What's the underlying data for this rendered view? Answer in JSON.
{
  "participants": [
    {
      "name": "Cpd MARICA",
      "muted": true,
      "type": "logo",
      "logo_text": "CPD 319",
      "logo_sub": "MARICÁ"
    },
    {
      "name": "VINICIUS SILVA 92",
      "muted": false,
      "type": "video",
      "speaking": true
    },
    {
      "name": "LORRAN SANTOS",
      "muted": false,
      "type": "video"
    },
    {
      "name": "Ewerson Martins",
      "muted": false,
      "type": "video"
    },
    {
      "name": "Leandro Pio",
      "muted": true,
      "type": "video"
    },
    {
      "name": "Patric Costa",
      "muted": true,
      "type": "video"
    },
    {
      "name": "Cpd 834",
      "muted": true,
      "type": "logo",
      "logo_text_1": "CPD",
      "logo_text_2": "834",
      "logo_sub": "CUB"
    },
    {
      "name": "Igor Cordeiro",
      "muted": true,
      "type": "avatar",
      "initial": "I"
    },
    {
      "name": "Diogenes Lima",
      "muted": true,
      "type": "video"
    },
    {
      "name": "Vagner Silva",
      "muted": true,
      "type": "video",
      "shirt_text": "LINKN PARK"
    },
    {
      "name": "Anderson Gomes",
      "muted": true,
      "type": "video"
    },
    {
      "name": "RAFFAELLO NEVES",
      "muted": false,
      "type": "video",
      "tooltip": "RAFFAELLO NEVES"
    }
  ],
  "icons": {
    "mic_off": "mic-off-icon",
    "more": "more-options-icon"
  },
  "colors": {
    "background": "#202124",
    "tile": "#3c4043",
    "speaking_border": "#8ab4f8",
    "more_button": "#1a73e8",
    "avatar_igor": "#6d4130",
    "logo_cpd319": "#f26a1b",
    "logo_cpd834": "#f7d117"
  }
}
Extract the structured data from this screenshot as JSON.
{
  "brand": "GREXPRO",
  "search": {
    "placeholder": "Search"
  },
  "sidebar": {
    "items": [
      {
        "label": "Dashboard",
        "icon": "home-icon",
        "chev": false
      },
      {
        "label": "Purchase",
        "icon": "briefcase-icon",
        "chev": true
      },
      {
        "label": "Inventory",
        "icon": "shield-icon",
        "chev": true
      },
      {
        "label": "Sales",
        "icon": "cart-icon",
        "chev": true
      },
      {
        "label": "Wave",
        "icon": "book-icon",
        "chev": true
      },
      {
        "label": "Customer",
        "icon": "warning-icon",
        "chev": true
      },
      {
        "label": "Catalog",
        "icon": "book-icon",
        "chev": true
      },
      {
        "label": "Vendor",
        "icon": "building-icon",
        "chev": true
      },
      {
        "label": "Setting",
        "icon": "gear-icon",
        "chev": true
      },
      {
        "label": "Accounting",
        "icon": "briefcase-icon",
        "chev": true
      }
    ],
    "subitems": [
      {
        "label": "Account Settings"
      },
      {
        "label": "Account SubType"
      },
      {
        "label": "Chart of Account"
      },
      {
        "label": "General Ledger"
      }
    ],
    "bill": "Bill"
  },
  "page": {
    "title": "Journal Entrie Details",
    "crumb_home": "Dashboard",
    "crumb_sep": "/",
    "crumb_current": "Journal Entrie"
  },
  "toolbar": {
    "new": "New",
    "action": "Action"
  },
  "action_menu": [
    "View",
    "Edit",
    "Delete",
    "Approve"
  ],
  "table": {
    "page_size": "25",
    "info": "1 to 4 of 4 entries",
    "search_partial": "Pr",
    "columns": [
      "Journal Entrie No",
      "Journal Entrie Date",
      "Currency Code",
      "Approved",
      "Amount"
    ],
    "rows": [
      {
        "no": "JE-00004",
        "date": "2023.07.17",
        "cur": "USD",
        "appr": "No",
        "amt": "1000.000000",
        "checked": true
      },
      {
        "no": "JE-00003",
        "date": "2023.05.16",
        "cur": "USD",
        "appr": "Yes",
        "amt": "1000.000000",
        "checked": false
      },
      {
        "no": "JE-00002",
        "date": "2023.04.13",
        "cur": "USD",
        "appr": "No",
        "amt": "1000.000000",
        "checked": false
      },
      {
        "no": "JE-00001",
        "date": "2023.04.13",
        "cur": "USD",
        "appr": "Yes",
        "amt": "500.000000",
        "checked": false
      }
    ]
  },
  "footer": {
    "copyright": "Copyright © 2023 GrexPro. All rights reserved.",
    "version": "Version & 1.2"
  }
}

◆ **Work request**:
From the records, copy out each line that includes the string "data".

◆ **Solved exercise**:
What's the underlying data for this rendered view? Answer in JSON.
Extract the structured data from this screenshot as JSON.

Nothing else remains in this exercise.